Estimation of the modified model reveals three key findings. First, the modified estimation procedure yields results that are overall quite similar to those from the original model during the pre-pandemic period. Second, the current estimates of r-star are similar to those estimated directly before the pandemic. Third, the estimates of the natural level of output at the end of 2022 are much lower than predicted before the pandemic.
The current HLW estimates of r-star in the United States are shown in Figure 3. For comparison, the figure also shows estimates using a version of the model that is not adjusted to take into account COVID or outliers and holds the parameter values fixed at estimates using data through the end of 2019.
The two sets of estimates are very similar through 2019. They differ sharply during the acute period of the pandemic, however, when the estimates from the unmodified model exhibit large swings due to the presence of sizeable outliers. Interestingly, the two estimates are very close to each other at the end of the sample. That is, the modifications to the model do not interfere with "letting the data speak."
A Modest Imprint
Based on the new r-star estimates for Canada, the Euro Area, and the United States, we see no signs of a significant reversal of the decline in r-star estimates evident in prior decades.13 In fact, in all three economies, the r-star estimates in 2022 are within two-tenths of a percentage point of the corresponding estimate in 2019.
The largest differences between model estimates pre- and post-pandemic relate to the level of each economy's potential output. Figure 4 compares the model's measure of the natural level of output based on estimates using data through the fourth quarter of 2019 (the blue line) to current estimates.
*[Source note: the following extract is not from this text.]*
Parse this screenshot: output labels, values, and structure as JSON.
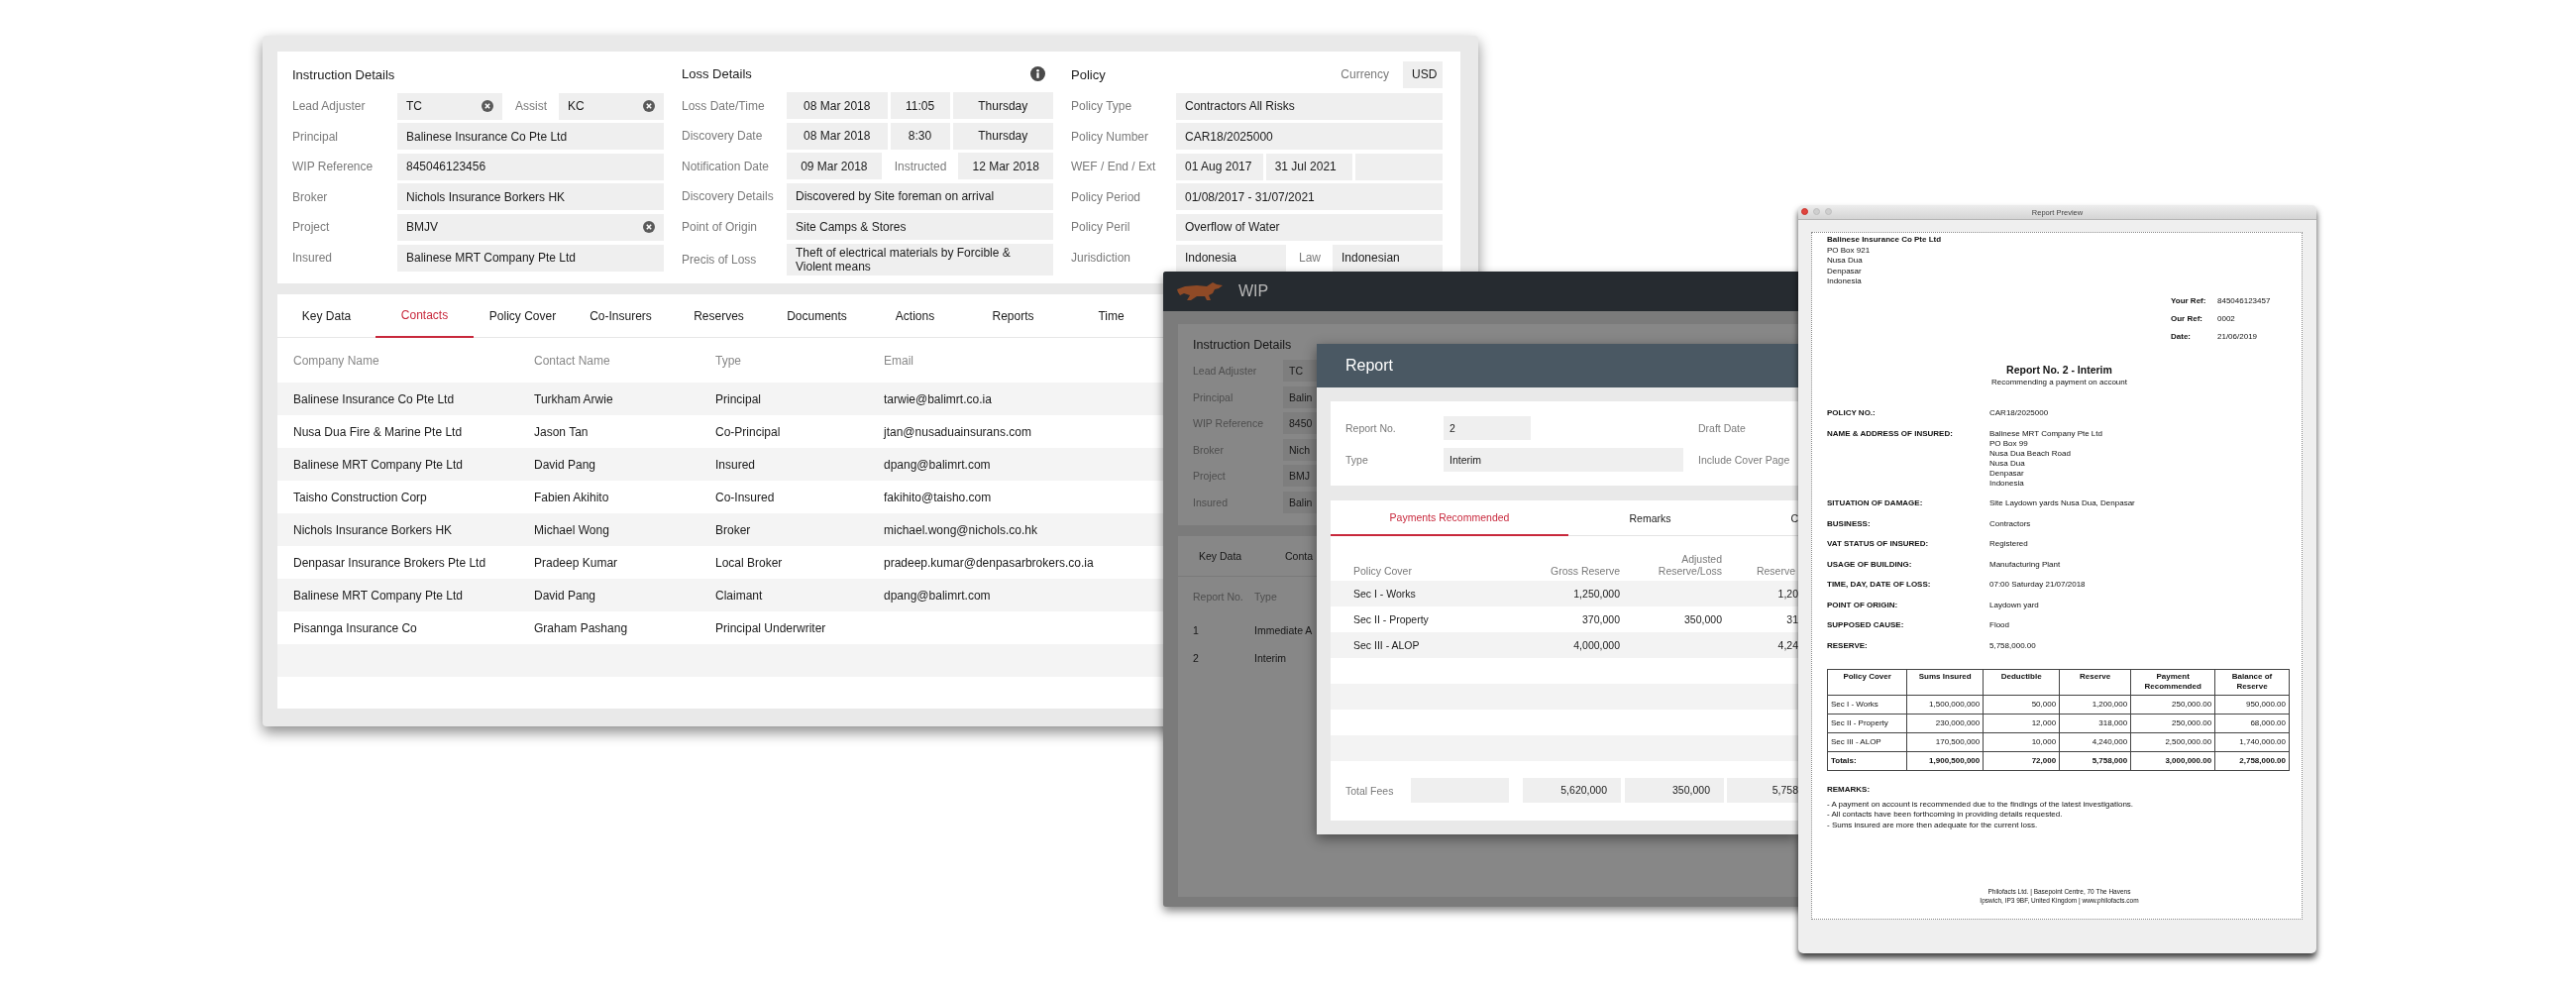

At the end of 2022, the COVID-adjusted level of potential output (the black line) is 4.2 percent below the pre-pandemic projection for the fourth quarter of 2022, with nearly half of that shortfall explained by the COVID shock measure and the remainder a permanent change in the natural level of output (the gold line).
In summary, according to the model estimates, the main longer-term consequence from the pandemic period is a reduction in potential output, but the imprint on r-star appears to be relatively modest. Importantly, there is no evidence that the era of very low natural rates of interest has ended.
The Future of R-star?
These estimates indicate that r-star today is about where it was before the pandemic. But where is it headed in the future? Of course, this is impossible to know with any certainty.
One way to gauge how forecasters perceive the future of r-star is to use forecast data to estimate it. Figure 5 shows the HLW-based estimates of r-star in the U.S. through the end of 2024. It uses published data in the first quarter of 2023. The May 2023 Blue Chip forecasts for inflation, GDP, and interest rates are used as proxies for data from the second quarter of 2023 through the fourth quarter of 2024.
The resulting estimate of r-star is about ½ percent in the first quarter of 2023, and subsequently falls to slightly below zero. Evidently, the value of r-star implied by private forecasts is, if anything, even lower than today's estimate. Time will tell whether this turns out to be the case.
No One Right Answer
Let me conclude by sharing something I learned from Thomas and hold dear. It's actually hidden in the last line of the abstract from our first published paper. It says: "Estimates of the natural rate of interest, however, are very imprecise and subject to real-time measurement error."14
To some, that may sound like a negative statement. But it's also what makes empirical research so exciting and challenging. There is no one right answer and no single way to view the world. Empirical research is a process of continuous learning and adaptation—fueled by perseverance. People come up with different approaches, and we learn from all of them.
So, while we started with the problem of how to estimate r-star, it didn't end with that first Board memo. Rather, it opened the door to new questions, which led to further challenges and even more research. This is the legacy of Thomas Laubach, and it's what brings us all together today.